Is #AfrinAddiction a Thing? 800K Say Yes
What’s that you say? The phrase #AfrinAddiction is trending on TikTok? How can that be? Isn’t Afrin sold over-the-counter? And aren’t over-the-counter drugs supposed to be safe? So how can people be getting addicted to nasal spray?
You’ve got questions. We get it. Heck, we had questions too. Lots and lots of questions. Especially after reading beyond the headline “Some OTC Drugs Can Be Habit-Forming So Be Careful When Taking These”. Fortunately, BuzzFeed News Contributor Amanda Gardner answered most of those questions, but not before scaring the proverbial bejesus out of us.
Is nothing safe anymore?
Gardner’s story seems to say both Yes and No. That’s not her fault though. It’s just the way the questions answered. Gardner got those answers from some exemplary sources too.
Among those sources was Pat Aussem, who serves as associate vice president of consumer clinical content development at the Partnership to End Addiction.
A Question of Misuse
So called #AfrinAddiction seems to spring about from misuse. Or, as Aussem explains, “when a person takes more of the medication than prescribed on the label, for a longer period of time, more often than what is recommended, or is using it for a purpose other than what was intended.”
In other words, when folks don’t follow directions. Or worse.
In Afrin’s case, those directions are there for damn good reason.
“When Afrin is used for longer than three days, it can cause a chemical imbalance in the body…” says National Capital Poison Center Dr. Kelly Johnson-Arbor, “[and] that actually results in worsening nasal stuffiness when Afrin is discontinued.”
This leads to a vicious cycle – first, using Afrin to fight decongestion; then puffing away to address recongestion. It apparently happens a lot. Well, enough so that it’s considered a condition anyway. It’s even got a medical name: rhinitis medicamentosa.
But nasal stuffiness, congestion, and pain aren’t the only joys brought about by Afrin misuse and abuse. It can also lower blood pressure and heart rate, leading to dizziness or fainting.
Dr. Johnson-Arbor says things can get so bad that “doctors sometimes prescribe steroids to lessen the discomfort of quitting Afrin.”
Sounds like #AfrinAddiction to us.
What about this so-called #AfrinAddicition anyway? And why is it trending?
We came about the 800K TikTok stat via BuzzFeed News’ Gardner. Gardner, in turn, may or may not have gotten tipped off by someone named George Resch, aka TankSinatra, who bam-bam-bammed about it all on his podcast, Meme Daddies.
“I AM ADDICTED TO AFRIN.”
“I CAN’T BELIEVE THAT IT’S LEGAL AND THEY SELL IT OVER THE COUNTER.”
“NOBODY SHOULD BE USING AFRIN PERIOD. HANDS DOWN.”
Bam! Bam! Bam!
Then TankSinatra really went at it.

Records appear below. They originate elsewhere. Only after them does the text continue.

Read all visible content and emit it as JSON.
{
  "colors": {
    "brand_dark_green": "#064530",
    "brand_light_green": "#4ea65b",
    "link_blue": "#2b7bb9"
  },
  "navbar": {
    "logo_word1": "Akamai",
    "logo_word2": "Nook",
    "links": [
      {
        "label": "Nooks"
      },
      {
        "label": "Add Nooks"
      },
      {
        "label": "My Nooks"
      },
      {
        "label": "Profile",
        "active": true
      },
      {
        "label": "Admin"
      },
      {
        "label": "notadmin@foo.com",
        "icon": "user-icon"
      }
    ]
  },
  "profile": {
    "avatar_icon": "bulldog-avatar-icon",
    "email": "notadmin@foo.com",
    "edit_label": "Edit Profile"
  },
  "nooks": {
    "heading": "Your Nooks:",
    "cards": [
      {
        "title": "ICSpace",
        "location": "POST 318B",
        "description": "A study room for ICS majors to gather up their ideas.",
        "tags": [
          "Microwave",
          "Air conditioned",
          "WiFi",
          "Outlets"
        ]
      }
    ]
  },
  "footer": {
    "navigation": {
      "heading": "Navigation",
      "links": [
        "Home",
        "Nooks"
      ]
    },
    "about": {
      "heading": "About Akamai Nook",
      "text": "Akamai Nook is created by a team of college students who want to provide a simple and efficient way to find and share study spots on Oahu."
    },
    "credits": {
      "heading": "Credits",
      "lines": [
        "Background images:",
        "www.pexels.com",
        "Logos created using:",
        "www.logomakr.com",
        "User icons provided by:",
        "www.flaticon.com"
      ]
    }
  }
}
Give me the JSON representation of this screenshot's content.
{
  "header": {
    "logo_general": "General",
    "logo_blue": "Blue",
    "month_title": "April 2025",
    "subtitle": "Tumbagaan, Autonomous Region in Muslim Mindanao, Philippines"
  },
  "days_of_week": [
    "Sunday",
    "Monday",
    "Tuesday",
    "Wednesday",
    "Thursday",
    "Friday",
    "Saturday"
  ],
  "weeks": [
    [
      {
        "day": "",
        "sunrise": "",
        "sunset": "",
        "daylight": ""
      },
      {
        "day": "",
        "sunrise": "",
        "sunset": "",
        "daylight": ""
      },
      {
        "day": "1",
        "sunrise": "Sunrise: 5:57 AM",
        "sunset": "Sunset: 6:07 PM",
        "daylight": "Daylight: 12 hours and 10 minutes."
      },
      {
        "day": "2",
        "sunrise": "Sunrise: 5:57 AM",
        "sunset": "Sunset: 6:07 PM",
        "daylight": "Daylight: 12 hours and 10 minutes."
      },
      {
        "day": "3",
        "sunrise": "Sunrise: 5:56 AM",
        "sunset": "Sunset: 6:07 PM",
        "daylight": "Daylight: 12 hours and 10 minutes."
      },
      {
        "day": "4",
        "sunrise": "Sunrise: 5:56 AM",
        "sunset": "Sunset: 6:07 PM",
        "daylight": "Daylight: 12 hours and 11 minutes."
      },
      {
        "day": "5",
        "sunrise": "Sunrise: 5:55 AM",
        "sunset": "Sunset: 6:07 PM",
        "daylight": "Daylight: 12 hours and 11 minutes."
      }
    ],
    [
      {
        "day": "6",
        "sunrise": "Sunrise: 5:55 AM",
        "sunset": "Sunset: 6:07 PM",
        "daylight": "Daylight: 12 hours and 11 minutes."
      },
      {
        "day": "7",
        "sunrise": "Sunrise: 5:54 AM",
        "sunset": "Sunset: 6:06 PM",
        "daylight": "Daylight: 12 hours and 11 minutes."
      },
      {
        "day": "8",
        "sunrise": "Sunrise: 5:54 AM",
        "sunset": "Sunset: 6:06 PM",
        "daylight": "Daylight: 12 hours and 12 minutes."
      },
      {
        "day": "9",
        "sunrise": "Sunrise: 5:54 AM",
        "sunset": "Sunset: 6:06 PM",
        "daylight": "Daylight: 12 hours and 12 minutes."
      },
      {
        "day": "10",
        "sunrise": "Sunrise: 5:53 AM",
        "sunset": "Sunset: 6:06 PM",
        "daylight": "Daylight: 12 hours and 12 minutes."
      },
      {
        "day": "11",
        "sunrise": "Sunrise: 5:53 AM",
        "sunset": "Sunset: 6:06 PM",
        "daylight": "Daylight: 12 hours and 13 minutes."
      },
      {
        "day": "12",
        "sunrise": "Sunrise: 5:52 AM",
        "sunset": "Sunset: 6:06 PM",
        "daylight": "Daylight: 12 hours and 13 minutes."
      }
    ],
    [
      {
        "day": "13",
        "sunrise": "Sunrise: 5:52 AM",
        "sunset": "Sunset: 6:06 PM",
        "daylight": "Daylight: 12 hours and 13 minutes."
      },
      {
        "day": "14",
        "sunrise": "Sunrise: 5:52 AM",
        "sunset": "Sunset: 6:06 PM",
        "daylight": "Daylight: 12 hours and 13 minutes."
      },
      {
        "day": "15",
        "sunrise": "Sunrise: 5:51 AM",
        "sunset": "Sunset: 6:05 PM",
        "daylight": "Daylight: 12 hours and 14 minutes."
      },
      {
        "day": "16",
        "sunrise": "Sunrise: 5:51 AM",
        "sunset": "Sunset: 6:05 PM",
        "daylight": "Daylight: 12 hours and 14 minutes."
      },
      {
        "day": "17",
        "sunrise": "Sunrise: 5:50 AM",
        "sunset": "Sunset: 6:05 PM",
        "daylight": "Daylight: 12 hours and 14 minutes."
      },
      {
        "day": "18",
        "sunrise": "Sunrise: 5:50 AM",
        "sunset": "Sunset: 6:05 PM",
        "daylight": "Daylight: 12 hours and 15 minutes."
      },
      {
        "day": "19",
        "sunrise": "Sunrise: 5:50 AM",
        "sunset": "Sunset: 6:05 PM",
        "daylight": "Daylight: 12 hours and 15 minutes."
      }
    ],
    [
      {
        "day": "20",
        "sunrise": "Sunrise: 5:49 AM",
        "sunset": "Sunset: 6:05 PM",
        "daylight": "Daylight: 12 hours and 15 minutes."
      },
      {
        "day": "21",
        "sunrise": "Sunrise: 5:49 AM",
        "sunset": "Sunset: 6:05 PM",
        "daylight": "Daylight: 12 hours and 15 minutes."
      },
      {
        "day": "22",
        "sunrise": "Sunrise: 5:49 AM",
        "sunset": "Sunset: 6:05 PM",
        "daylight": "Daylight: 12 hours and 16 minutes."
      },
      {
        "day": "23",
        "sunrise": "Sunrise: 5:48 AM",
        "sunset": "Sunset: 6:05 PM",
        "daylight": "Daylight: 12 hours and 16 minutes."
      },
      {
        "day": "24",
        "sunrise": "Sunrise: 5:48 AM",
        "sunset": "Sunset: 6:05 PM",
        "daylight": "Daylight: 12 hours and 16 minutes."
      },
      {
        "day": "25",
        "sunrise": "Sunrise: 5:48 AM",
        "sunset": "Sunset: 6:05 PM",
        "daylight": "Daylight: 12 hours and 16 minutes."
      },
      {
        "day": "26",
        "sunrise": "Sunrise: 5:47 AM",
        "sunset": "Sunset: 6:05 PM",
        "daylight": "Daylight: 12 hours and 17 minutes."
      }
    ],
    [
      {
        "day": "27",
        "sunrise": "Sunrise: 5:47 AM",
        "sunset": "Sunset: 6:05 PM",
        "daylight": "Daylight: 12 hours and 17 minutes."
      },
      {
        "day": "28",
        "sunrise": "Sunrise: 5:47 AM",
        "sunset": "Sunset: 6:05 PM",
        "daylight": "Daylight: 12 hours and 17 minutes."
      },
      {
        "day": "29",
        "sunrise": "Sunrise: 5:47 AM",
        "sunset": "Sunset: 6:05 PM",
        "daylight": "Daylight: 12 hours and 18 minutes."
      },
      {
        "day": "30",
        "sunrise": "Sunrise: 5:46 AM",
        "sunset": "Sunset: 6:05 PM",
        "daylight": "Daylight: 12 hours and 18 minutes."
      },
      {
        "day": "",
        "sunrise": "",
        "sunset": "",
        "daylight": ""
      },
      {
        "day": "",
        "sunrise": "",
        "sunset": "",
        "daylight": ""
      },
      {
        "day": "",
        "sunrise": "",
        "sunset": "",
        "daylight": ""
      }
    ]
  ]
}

“There’s a chemical in it called oxymetazoline that binds itself to the receptors in your nose and inflames the nasal lining.” said the cigar-chomping co-host. “Even when you’re not congested from having a cold your nose is literally swollen shut and you can’t breathe without the Afrin.”
Billed as “a silly podcast about memes with Tank Sinatra ad Adam the Creator,” Meme Daddies is hardly the place to go to for medical advice. And TankSinatra is probably not the first person you wanna call regarding nasal problems either. But the man does say that “he’s been congested for over a year.” So either he’s not following directions or #AfrinAddiction is really a thing.
Perhaps it’s a good bit of both.
Misuse vs Addiction
Misuse may cause dependency, but, writes Gardner, it’s “not the same as true addiction.”
“A person who is misusing an OTC drug can develop a physical dependency on the drug, which means their body comes to rely on it for a particular function,” continues Gardner. “That isn’t the same as an addiction to a drug, which results in compulsive behavior to get the drug despite the sometimes devastating and even life-threatening repercussions.”
As you might suspect, Afrin isn’t the only risky OTC medication either. Problems can also arise from the misuse and/or overuse of headache remedies, be they aspirin, ibuprofen, naproxen, acetaminophen or anything else. So can cortisone creams used for rashes, sunburn, eczema and the like.
Heck, according to Gardner (and the American Academy of Ophthalmology) even Visine can be harmful if not taken wisely.
We recommend checking out Gardener’s article, so you can see for yourself just how fine a line there is between misuse and addiction. We also recommend heeding all OTC remedy instructions. Spare yourself the need to podcast about your #AfrinAddiction.